Lloyd also argues that his counsel "failed to properly investigate [his] Criminal History." Mot. at 6. It is true that Lloyd's counsel incorrectly predicted at the change-of-plea hearing that defendant would be in criminal history Category IV rather than Category VI. Gov't Ex. B, at 24. At the plea colloquy, however, the government indicated its belief that Lloyd was in Category VI. Accordingly, I informed Lloyd that, assuming that the government's calculation was the correct one, he "would probably be in a sentencing guideline range of between 77 and 96 months." Id. at 25.*fn10 I further stressed that this was simply "the best estimate I can give" and that "I have the power to impose a sentence of as much as ten years." Id. By taking these actions, this court cured any deficiency in information imparted to Lloyd by counsel, because Lloyd would be unable to show prejudice as required to maintain an ineffective assistance claim under Strickland v. Washington, 466 U.S. 668 (1984).
Insofar as Lloyd's ineffective assistance of counsel claim rests on the notion that his lawyer failed to challenge the § 2K2.1(b)(6) enhancement at the sentencing hearing, the claim fails because counsel's performance was not deficient. Lloyd's lawyer did, in fact, argue to this court that the evidence supporting the enhancement was too unreliable to ground the enhancement. See Def.'s Sentencing Mem., at 3-5; Sentencing Tr. at 17-18, 38-42, 51-52. Moreover, although counsel did not advance the Apprendi-Booker claim now argued by petitioner, that claim is meritless for the reasons stated above, and the failure to argue a meritless argument does not amount to ineffective assistance of counsel under Strickland. See Parrish v. Fulcomer, 150 F.3d 326, 328 (3d Cir. 1998).
Finally, Lloyd's argument that his lawyer was ineffective for failing to appeal his enhanced sentence does not entitle him to relief.
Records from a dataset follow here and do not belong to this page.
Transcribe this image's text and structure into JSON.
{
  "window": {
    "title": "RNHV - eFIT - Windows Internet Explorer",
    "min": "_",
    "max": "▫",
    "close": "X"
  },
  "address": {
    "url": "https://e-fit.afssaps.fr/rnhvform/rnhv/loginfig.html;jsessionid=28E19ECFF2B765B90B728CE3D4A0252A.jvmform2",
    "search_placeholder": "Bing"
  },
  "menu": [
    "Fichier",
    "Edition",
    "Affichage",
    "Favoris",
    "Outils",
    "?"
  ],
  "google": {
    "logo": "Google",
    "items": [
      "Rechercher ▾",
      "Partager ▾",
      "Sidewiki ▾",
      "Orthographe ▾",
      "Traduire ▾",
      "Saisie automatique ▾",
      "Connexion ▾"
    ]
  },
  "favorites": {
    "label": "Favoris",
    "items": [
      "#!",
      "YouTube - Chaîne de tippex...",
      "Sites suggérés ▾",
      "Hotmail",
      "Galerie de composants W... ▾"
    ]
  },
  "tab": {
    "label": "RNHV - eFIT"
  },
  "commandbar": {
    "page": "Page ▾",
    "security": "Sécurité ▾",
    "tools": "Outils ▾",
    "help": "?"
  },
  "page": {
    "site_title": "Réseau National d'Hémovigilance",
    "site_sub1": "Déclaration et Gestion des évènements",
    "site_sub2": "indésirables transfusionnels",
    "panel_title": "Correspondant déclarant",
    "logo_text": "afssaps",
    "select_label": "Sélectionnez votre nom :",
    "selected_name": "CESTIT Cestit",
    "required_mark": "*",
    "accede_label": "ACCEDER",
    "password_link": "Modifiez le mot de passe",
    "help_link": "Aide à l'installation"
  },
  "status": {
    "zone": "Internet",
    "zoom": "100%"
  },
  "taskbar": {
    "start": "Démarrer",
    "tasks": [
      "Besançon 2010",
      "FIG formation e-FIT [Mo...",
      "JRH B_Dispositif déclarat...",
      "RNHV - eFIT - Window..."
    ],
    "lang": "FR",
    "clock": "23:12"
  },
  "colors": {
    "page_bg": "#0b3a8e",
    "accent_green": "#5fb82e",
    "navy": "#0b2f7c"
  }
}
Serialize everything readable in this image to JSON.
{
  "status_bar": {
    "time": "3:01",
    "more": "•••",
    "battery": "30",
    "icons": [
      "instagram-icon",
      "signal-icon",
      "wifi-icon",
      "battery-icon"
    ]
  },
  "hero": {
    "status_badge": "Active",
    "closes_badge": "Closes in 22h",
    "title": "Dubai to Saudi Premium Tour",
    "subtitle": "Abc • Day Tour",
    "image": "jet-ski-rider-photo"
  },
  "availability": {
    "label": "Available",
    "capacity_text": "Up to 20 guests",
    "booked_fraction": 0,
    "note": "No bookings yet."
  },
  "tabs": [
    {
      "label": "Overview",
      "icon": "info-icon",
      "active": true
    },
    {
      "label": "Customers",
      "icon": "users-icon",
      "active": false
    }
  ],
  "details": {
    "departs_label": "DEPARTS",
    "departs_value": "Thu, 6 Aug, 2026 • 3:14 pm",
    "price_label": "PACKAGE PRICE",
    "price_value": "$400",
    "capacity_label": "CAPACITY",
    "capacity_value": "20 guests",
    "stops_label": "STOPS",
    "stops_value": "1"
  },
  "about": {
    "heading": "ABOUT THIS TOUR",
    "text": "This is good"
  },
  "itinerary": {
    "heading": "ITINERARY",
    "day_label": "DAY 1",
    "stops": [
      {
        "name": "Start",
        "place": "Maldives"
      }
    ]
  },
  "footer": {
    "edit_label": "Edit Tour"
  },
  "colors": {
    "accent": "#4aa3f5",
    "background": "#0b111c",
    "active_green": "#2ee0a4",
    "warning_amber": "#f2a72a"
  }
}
Lloyd's waiver gives him no right to appeal from the imposition of an enhancement -- as opposed to an upward departure -- under the Guidelines, and counsel is not ineffective for failing to file a waived appeal. See Mabry, 536 F.3d at 239-42 (enforcing a waiver against the argument that counsel did not file a waived ...